Recipe 10 minPreparation Time 10 min (plus several hours resting time)Cooking Time
One Jar of Apricot Easy Jam

One Jar of Apricot Easy Jam

10 minPreparation Time 10 min (plus several hours resting time) Cooking Time

About this Recipe

Making jam doesn’t require a ton of fruit or standing over a stove and constantly checking the temperature. If you have a handful of apricots, a little sugar, and a lemon, you’ve got the makings of casual jam. No canning is necessary, because it’s one jar; maybe it will last you through a baguette and a few bowlfuls of yogurt. This is a low-sugar recipe with no added pectin. Lemon juice — more than a jammer might expect to add — makes it bright and helps it set. The process is easy, but it is a slow method (though with very little active cooking time), bringing out the natural pectin and resulting in a lush, rustic texture. Over the course of a day, you alternately macerate and cook the fruit. Let the fruit macerate with the sugar and lemon juice for a few hours, bring the mixture to a boil, cool, cover, macerate (walk the dog, or read a book); repeat; and repeat.

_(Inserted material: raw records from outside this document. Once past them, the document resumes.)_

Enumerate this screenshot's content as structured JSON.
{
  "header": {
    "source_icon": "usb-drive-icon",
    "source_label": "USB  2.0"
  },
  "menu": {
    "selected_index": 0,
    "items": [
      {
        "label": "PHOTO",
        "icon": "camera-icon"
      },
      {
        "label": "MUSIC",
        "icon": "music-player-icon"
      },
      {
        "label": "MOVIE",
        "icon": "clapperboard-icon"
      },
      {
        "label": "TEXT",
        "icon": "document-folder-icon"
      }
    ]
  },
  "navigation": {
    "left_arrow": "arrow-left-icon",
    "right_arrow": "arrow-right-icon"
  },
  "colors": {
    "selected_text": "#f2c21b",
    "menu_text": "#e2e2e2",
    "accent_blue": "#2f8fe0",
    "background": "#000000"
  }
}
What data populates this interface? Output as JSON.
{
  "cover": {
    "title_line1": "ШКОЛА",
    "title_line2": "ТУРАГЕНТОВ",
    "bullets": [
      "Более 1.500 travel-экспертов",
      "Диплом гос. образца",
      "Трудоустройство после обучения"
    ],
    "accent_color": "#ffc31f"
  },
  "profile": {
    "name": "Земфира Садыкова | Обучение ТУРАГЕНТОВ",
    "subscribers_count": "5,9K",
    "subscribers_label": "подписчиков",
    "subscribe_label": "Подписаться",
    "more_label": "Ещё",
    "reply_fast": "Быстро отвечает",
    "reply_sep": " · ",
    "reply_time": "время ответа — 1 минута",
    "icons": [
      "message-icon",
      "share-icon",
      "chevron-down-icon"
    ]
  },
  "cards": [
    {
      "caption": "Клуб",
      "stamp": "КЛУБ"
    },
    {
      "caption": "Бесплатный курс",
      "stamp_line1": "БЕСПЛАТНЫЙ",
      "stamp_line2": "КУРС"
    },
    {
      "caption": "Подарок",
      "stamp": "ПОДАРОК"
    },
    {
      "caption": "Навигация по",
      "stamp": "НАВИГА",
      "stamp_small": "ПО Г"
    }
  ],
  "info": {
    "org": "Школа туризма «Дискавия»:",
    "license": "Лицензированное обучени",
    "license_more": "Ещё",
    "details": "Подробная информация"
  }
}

The Benefits

Apricots are full of flavonoids, which help take care of your blood vessels and have anti-inflammatory properties. The potassium in this stone fruit supports good blood pressure as well as your heart. And with their high water content, apricots help keep you — and your skin — hydrated. Vitamins E and C, both antioxidants, in apricots are also a salve to your skin.


Makes a 1/2-pint (240-ml) jar
  • 2/3 lb (300 g) pitted apricots, torn into large chunks
  • 2 Tbsp (60 g) sugar
  • 2 Tbsp (30 ml) lemon juice


  1. Step 1
    Put the apricots, sugar, and lemon juice in a small nonreactive saucepan. Stir and let macerate, covered, for a few hours. Bring to a boil over high heat. Once the mixture reaches a boil, immediately remove from the heat. Let cool. Cover and let the mixture macerate for a few hours.
  2. Step 2
    Bring to a boil again over high heat; use a wooden spoon to break up the apricots — leave them as chunky as you like. Remove from the heat. Let cool; then cover and let the mixture macerate for a few hours.
  3. Step 3
    Bring to a boil one final time. The texture should be thickened and jammy, likely with small chunks of apricot suspended in an otherwise fairly homogenous texture. Transfer to a sterile jar and cool. Keep it covered in the refrigerator for up to 3 weeks.